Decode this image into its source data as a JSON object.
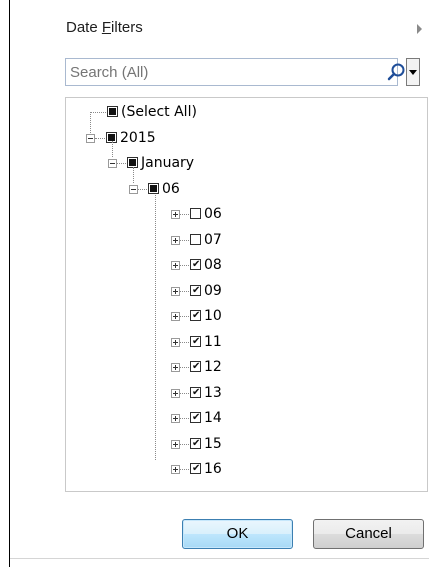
{
  "menu": {
    "date_filters_prefix": "Date ",
    "date_filters_accel": "F",
    "date_filters_suffix": "ilters"
  },
  "search": {
    "placeholder": "Search (All)",
    "value": ""
  },
  "tree": {
    "select_all": {
      "label": "(Select All)",
      "state": "partial"
    },
    "year": {
      "label": "2015",
      "state": "partial",
      "expanded": true
    },
    "month": {
      "label": "January",
      "state": "partial",
      "expanded": true
    },
    "day": {
      "label": "06",
      "state": "partial",
      "expanded": true
    },
    "children": [
      {
        "label": "06",
        "state": "unchecked"
      },
      {
        "label": "07",
        "state": "unchecked"
      },
      {
        "label": "08",
        "state": "checked"
      },
      {
        "label": "09",
        "state": "checked"
      },
      {
        "label": "10",
        "state": "checked"
      },
      {
        "label": "11",
        "state": "checked"
      },
      {
        "label": "12",
        "state": "checked"
      },
      {
        "label": "13",
        "state": "checked"
      },
      {
        "label": "14",
        "state": "checked"
      },
      {
        "label": "15",
        "state": "checked"
      },
      {
        "label": "16",
        "state": "checked"
      }
    ]
  },
  "buttons": {
    "ok": "OK",
    "cancel": "Cancel"
  },
  "icons": {
    "search": "search-icon",
    "dropdown": "chevron-down-icon",
    "submenu": "chevron-right-icon",
    "checkmark": "✔"
  },
  "colors": {
    "ok_border": "#3c7fb1",
    "search_border": "#a9b9d0"
  }
}
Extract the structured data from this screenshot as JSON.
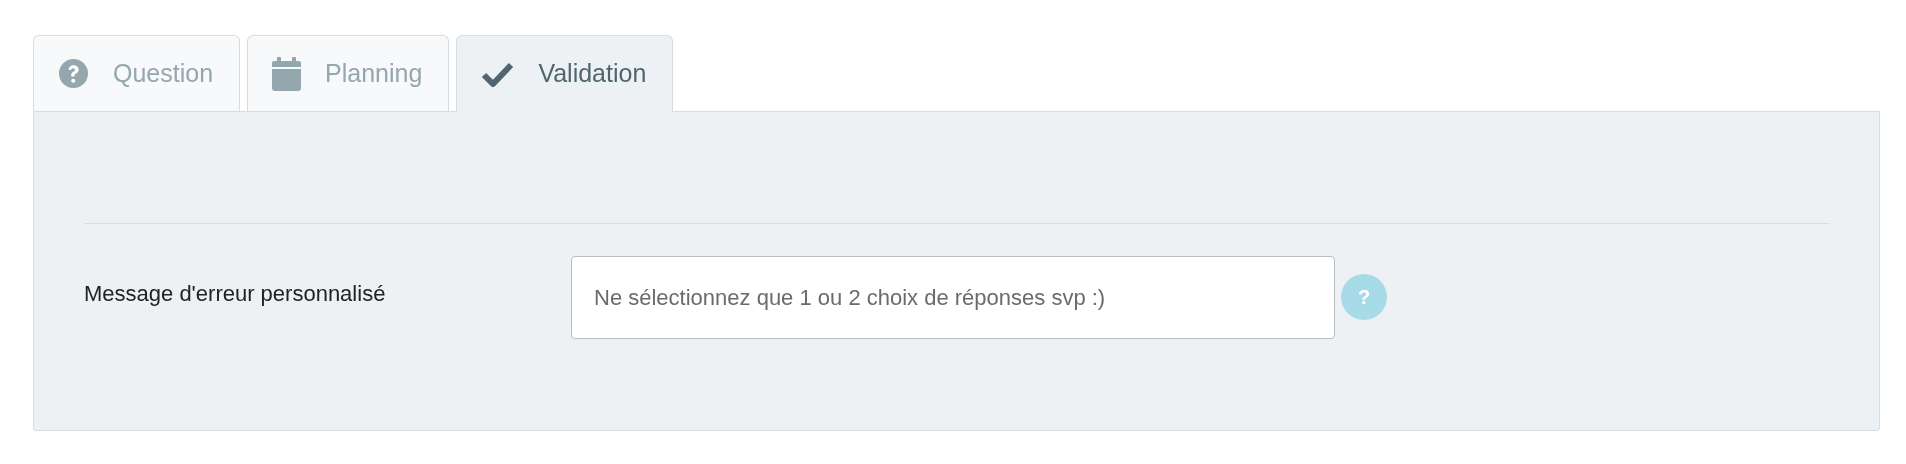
{
  "tabs": [
    {
      "label": "Question",
      "kind": "question",
      "selected": false
    },
    {
      "label": "Planning",
      "kind": "calendar",
      "selected": false
    },
    {
      "label": "Validation",
      "kind": "check",
      "selected": true
    }
  ],
  "form": {
    "label": "Message d'erreur personnalisé",
    "value": "Ne sélectionnez que 1 ou 2 choix de réponses svp :)",
    "help": "?"
  }
}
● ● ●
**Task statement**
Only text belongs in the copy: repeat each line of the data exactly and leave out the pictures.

**Response area**
Decode this image into its source data as a JSON object.
{
  "menu": {
    "date_filters_prefix": "Date ",
    "date_filters_accel": "F",
    "date_filters_suffix": "ilters"
  },
  "search": {
    "placeholder": "Search (All)",
    "value": ""
  },
  "tree": {
    "select_all": {
      "label": "(Select All)",
      "state": "partial"
    },
    "year": {
      "label": "2015",
      "state": "partial",
      "expanded": true
    },
    "month": {
      "label": "January",
      "state": "partial",
      "expanded": true
    },
    "day": {
      "label": "06",
      "state": "partial",
      "expanded": true
    },
    "children": [
      {
        "label": "06",
        "state": "unchecked"
      },
      {
        "label": "07",
        "state": "unchecked"
      },
      {
        "label": "08",
        "state": "checked"
      },
      {
        "label": "09",
        "state": "checked"
      },
      {
        "label": "10",
        "state": "checked"
      },
      {
        "label": "11",
        "state": "checked"
      },
      {
        "label": "12",
        "state": "checked"
      },
      {
        "label": "13",
        "state": "checked"
      },
      {
        "label": "14",
        "state": "checked"
      },
      {
        "label": "15",
        "state": "checked"
      },
      {
        "label": "16",
        "state": "checked"
      }
    ]
  },
  "buttons": {
    "ok": "OK",
    "cancel": "Cancel"
  },
  "icons": {
    "search": "search-icon",
    "dropdown": "chevron-down-icon",
    "submenu": "chevron-right-icon",
    "checkmark": "✔"
  },
  "colors": {
    "ok_border": "#3c7fb1",
    "search_border": "#a9b9d0"
  }
}
Extract the structured data from this screenshot as JSON.
{
  "tabs": [
    {
      "label": "Question",
      "kind": "question",
      "selected": false
    },
    {
      "label": "Planning",
      "kind": "calendar",
      "selected": false
    },
    {
      "label": "Validation",
      "kind": "check",
      "selected": true
    }
  ],
  "form": {
    "label": "Message d'erreur personnalisé",
    "value": "Ne sélectionnez que 1 ou 2 choix de réponses svp :)",
    "help": "?"
  }
}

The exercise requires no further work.